William Butler was born in Leicestershire in 1843. He worked for the Bristol and Exeter Railway under Brunel, before coming to Bristol in 1843 to manage the Crews Hole tar distilling works. Butler acquired the ownership of the works in 1863. His community activities were wide and influential. He was the prime mover of the St. George Local Board.
He was the Chairman of the Highways Board, a magistrate and the first Chairman of the Bristol Tramways and Carriage Company. Butler was closely connected with the Methodist Church and was a Trustee of Bethesda, Redfield. He retired in 1889 from active management of the tar works. He died eleven years later and was buried at Avonview on a site overlooking Crews Hole.

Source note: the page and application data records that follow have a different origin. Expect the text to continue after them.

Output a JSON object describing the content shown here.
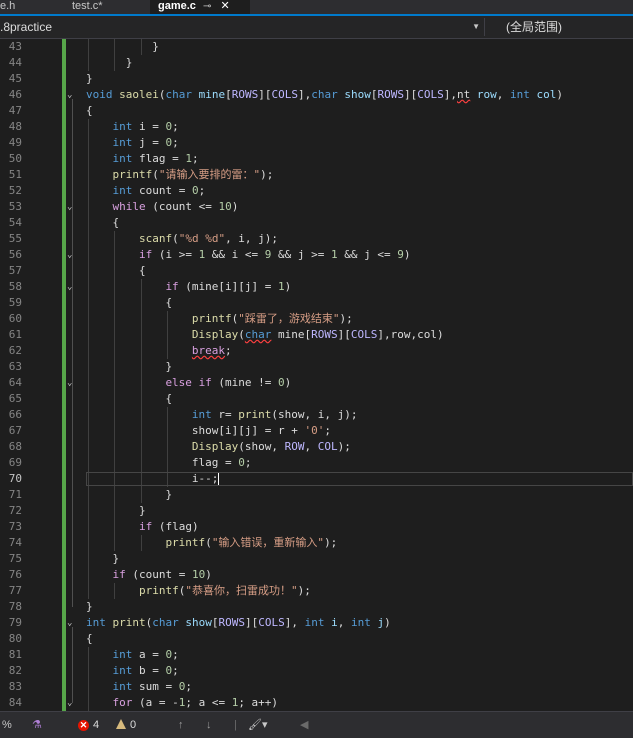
{
  "tabs": [
    {
      "label": "e.h"
    },
    {
      "label": "test.c*"
    },
    {
      "label": "game.c",
      "pin": "⊸",
      "close": "✕"
    }
  ],
  "navbar": {
    "project": ".8practice",
    "scope": "(全局范围)"
  },
  "editor": {
    "current_line": 70,
    "lines": [
      {
        "n": 43,
        "indent": 5,
        "toks": [
          [
            "}",
            ""
          ]
        ]
      },
      {
        "n": 44,
        "indent": 3,
        "toks": [
          [
            "}",
            ""
          ]
        ]
      },
      {
        "n": 45,
        "indent": 0,
        "toks": [
          [
            "}",
            ""
          ]
        ]
      },
      {
        "n": 46,
        "indent": 0,
        "fold": true,
        "toks": [
          [
            "void",
            "kw"
          ],
          [
            " ",
            ""
          ],
          [
            "saolei",
            "fn"
          ],
          [
            "(",
            ""
          ],
          [
            "char",
            "kw"
          ],
          [
            " ",
            ""
          ],
          [
            "mine",
            "par"
          ],
          [
            "[",
            ""
          ],
          [
            "ROWS",
            "mac"
          ],
          [
            "][",
            ""
          ],
          [
            "COLS",
            "mac"
          ],
          [
            "],",
            ""
          ],
          [
            "char",
            "kw"
          ],
          [
            " ",
            ""
          ],
          [
            "show",
            "par"
          ],
          [
            "[",
            ""
          ],
          [
            "ROWS",
            "mac"
          ],
          [
            "][",
            ""
          ],
          [
            "COLS",
            "mac"
          ],
          [
            "],",
            ""
          ],
          [
            "nt",
            "err"
          ],
          [
            " ",
            ""
          ],
          [
            "row",
            "par"
          ],
          [
            ", ",
            ""
          ],
          [
            "int",
            "kw"
          ],
          [
            " ",
            ""
          ],
          [
            "col",
            "par"
          ],
          [
            ")",
            ""
          ]
        ]
      },
      {
        "n": 47,
        "indent": 0,
        "toks": [
          [
            "{",
            ""
          ]
        ]
      },
      {
        "n": 48,
        "indent": 2,
        "toks": [
          [
            "int",
            "kw"
          ],
          [
            " i = ",
            ""
          ],
          [
            "0",
            "num"
          ],
          [
            ";",
            ""
          ]
        ]
      },
      {
        "n": 49,
        "indent": 2,
        "toks": [
          [
            "int",
            "kw"
          ],
          [
            " j = ",
            ""
          ],
          [
            "0",
            "num"
          ],
          [
            ";",
            ""
          ]
        ]
      },
      {
        "n": 50,
        "indent": 2,
        "toks": [
          [
            "int",
            "kw"
          ],
          [
            " flag = ",
            ""
          ],
          [
            "1",
            "num"
          ],
          [
            ";",
            ""
          ]
        ]
      },
      {
        "n": 51,
        "indent": 2,
        "toks": [
          [
            "printf",
            "fn"
          ],
          [
            "(",
            ""
          ],
          [
            "\"请输入要排的雷：\"",
            "str"
          ],
          [
            ");",
            ""
          ]
        ]
      },
      {
        "n": 52,
        "indent": 2,
        "toks": [
          [
            "int",
            "kw"
          ],
          [
            " count = ",
            ""
          ],
          [
            "0",
            "num"
          ],
          [
            ";",
            ""
          ]
        ]
      },
      {
        "n": 53,
        "indent": 2,
        "fold": true,
        "toks": [
          [
            "while",
            "ctl"
          ],
          [
            " (count <= ",
            ""
          ],
          [
            "10",
            "num"
          ],
          [
            ")",
            ""
          ]
        ]
      },
      {
        "n": 54,
        "indent": 2,
        "toks": [
          [
            "{",
            ""
          ]
        ]
      },
      {
        "n": 55,
        "indent": 4,
        "toks": [
          [
            "scanf",
            "fn"
          ],
          [
            "(",
            ""
          ],
          [
            "\"%d %d\"",
            "str"
          ],
          [
            ", i, j);",
            ""
          ]
        ]
      },
      {
        "n": 56,
        "indent": 4,
        "fold": true,
        "toks": [
          [
            "if",
            "ctl"
          ],
          [
            " (i >= ",
            ""
          ],
          [
            "1",
            "num"
          ],
          [
            " && i <= ",
            ""
          ],
          [
            "9",
            "num"
          ],
          [
            " && j >= ",
            ""
          ],
          [
            "1",
            "num"
          ],
          [
            " && j <= ",
            ""
          ],
          [
            "9",
            "num"
          ],
          [
            ")",
            ""
          ]
        ]
      },
      {
        "n": 57,
        "indent": 4,
        "toks": [
          [
            "{",
            ""
          ]
        ]
      },
      {
        "n": 58,
        "indent": 6,
        "fold": true,
        "toks": [
          [
            "if",
            "ctl"
          ],
          [
            " (mine[i][j] = ",
            ""
          ],
          [
            "1",
            "num"
          ],
          [
            ")",
            ""
          ]
        ]
      },
      {
        "n": 59,
        "indent": 6,
        "toks": [
          [
            "{",
            ""
          ]
        ]
      },
      {
        "n": 60,
        "indent": 8,
        "toks": [
          [
            "printf",
            "fn"
          ],
          [
            "(",
            ""
          ],
          [
            "\"踩雷了，游戏结束\"",
            "str"
          ],
          [
            ");",
            ""
          ]
        ]
      },
      {
        "n": 61,
        "indent": 8,
        "toks": [
          [
            "Display",
            "fn"
          ],
          [
            "(",
            ""
          ],
          [
            "char",
            "kw err"
          ],
          [
            " mine[",
            ""
          ],
          [
            "ROWS",
            "mac"
          ],
          [
            "][",
            ""
          ],
          [
            "COLS",
            "mac"
          ],
          [
            "],row,col)",
            ""
          ]
        ]
      },
      {
        "n": 62,
        "indent": 8,
        "toks": [
          [
            "break",
            "ctl err"
          ],
          [
            ";",
            ""
          ]
        ]
      },
      {
        "n": 63,
        "indent": 6,
        "toks": [
          [
            "}",
            ""
          ]
        ]
      },
      {
        "n": 64,
        "indent": 6,
        "fold": true,
        "toks": [
          [
            "else",
            "ctl"
          ],
          [
            " ",
            ""
          ],
          [
            "if",
            "ctl"
          ],
          [
            " (mine != ",
            ""
          ],
          [
            "0",
            "num"
          ],
          [
            ")",
            ""
          ]
        ]
      },
      {
        "n": 65,
        "indent": 6,
        "toks": [
          [
            "{",
            ""
          ]
        ]
      },
      {
        "n": 66,
        "indent": 8,
        "toks": [
          [
            "int",
            "kw"
          ],
          [
            " r= ",
            ""
          ],
          [
            "print",
            "fn"
          ],
          [
            "(show, i, j);",
            ""
          ]
        ]
      },
      {
        "n": 67,
        "indent": 8,
        "toks": [
          [
            "show[i][j] = r + ",
            ""
          ],
          [
            "'0'",
            "str"
          ],
          [
            ";",
            ""
          ]
        ]
      },
      {
        "n": 68,
        "indent": 8,
        "toks": [
          [
            "Display",
            "fn"
          ],
          [
            "(show, ",
            ""
          ],
          [
            "ROW",
            "mac"
          ],
          [
            ", ",
            ""
          ],
          [
            "COL",
            "mac"
          ],
          [
            ");",
            ""
          ]
        ]
      },
      {
        "n": 69,
        "indent": 8,
        "toks": [
          [
            "flag = ",
            ""
          ],
          [
            "0",
            "num"
          ],
          [
            ";",
            ""
          ]
        ]
      },
      {
        "n": 70,
        "indent": 8,
        "caret": true,
        "toks": [
          [
            "i--;",
            ""
          ]
        ]
      },
      {
        "n": 71,
        "indent": 6,
        "toks": [
          [
            "}",
            ""
          ]
        ]
      },
      {
        "n": 72,
        "indent": 4,
        "toks": [
          [
            "}",
            ""
          ]
        ]
      },
      {
        "n": 73,
        "indent": 4,
        "toks": [
          [
            "if",
            "ctl"
          ],
          [
            " (flag)",
            ""
          ]
        ]
      },
      {
        "n": 74,
        "indent": 6,
        "toks": [
          [
            "printf",
            "fn"
          ],
          [
            "(",
            ""
          ],
          [
            "\"输入错误，重新输入\"",
            "str"
          ],
          [
            ");",
            ""
          ]
        ]
      },
      {
        "n": 75,
        "indent": 2,
        "toks": [
          [
            "}",
            ""
          ]
        ]
      },
      {
        "n": 76,
        "indent": 2,
        "toks": [
          [
            "if",
            "ctl"
          ],
          [
            " (count = ",
            ""
          ],
          [
            "10",
            "num"
          ],
          [
            ")",
            ""
          ]
        ]
      },
      {
        "n": 77,
        "indent": 4,
        "toks": [
          [
            "printf",
            "fn"
          ],
          [
            "(",
            ""
          ],
          [
            "\"恭喜你，扫雷成功！\"",
            "str"
          ],
          [
            ");",
            ""
          ]
        ]
      },
      {
        "n": 78,
        "indent": 0,
        "toks": [
          [
            "}",
            ""
          ]
        ]
      },
      {
        "n": 79,
        "indent": 0,
        "fold": true,
        "toks": [
          [
            "int",
            "kw"
          ],
          [
            " ",
            ""
          ],
          [
            "print",
            "fn"
          ],
          [
            "(",
            ""
          ],
          [
            "char",
            "kw"
          ],
          [
            " ",
            ""
          ],
          [
            "show",
            "par"
          ],
          [
            "[",
            ""
          ],
          [
            "ROWS",
            "mac"
          ],
          [
            "][",
            ""
          ],
          [
            "COLS",
            "mac"
          ],
          [
            "], ",
            ""
          ],
          [
            "int",
            "kw"
          ],
          [
            " ",
            ""
          ],
          [
            "i",
            "par"
          ],
          [
            ", ",
            ""
          ],
          [
            "int",
            "kw"
          ],
          [
            " ",
            ""
          ],
          [
            "j",
            "par"
          ],
          [
            ")",
            ""
          ]
        ]
      },
      {
        "n": 80,
        "indent": 0,
        "toks": [
          [
            "{",
            ""
          ]
        ]
      },
      {
        "n": 81,
        "indent": 2,
        "toks": [
          [
            "int",
            "kw"
          ],
          [
            " a = ",
            ""
          ],
          [
            "0",
            "num"
          ],
          [
            ";",
            ""
          ]
        ]
      },
      {
        "n": 82,
        "indent": 2,
        "toks": [
          [
            "int",
            "kw"
          ],
          [
            " b = ",
            ""
          ],
          [
            "0",
            "num"
          ],
          [
            ";",
            ""
          ]
        ]
      },
      {
        "n": 83,
        "indent": 2,
        "toks": [
          [
            "int",
            "kw"
          ],
          [
            " sum = ",
            ""
          ],
          [
            "0",
            "num"
          ],
          [
            ";",
            ""
          ]
        ]
      },
      {
        "n": 84,
        "indent": 2,
        "fold": true,
        "toks": [
          [
            "for",
            "ctl"
          ],
          [
            " (a = -",
            ""
          ],
          [
            "1",
            "num"
          ],
          [
            "; a <= ",
            ""
          ],
          [
            "1",
            "num"
          ],
          [
            "; a++)",
            ""
          ]
        ]
      }
    ]
  },
  "status": {
    "zoom": "%",
    "errors": "4",
    "warnings": "0",
    "colors": {
      "error": "#e51400",
      "warning": "#d7ba7d",
      "accent": "#007acc"
    }
  }
}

The fountain had fallen into disrepair and in 2011 it was given a new lease of life. The resident-led Church Road Action Group managed to get the Grade II-listed landmark restored.
The aim of the group is to try to improve the street to encourage people to use the local shops. Richard Curtis, Chairman of the Church Road Action Group, said: "We felt as a group that one of the things we could do was to get the water fountain restored thanks to the efforts of local residents, making a statement that people in St George do care about the community. We approached the St George Neighbourhood Partnership which agreed to make a £2,500 grant available for the work."
<! border="1"> A local firm, Summers Memorial Masons which is based in Church Road, was awarded the contract to carry out the restoration. They cleaned the stonework and replaced broken stones, which had fallen away from the landmark. They also cleaned the granite inlays and repainted the lettering on the plaque. Tim Boodrie, a manager at the firm, said: "It looked very tired and weathered due to the high volume of traffic which passes here every day. It was an unusual job for us but one that we have been very pleased to do."
Tim Boodrie of Summers Memorials and Richard Curtis, Chairman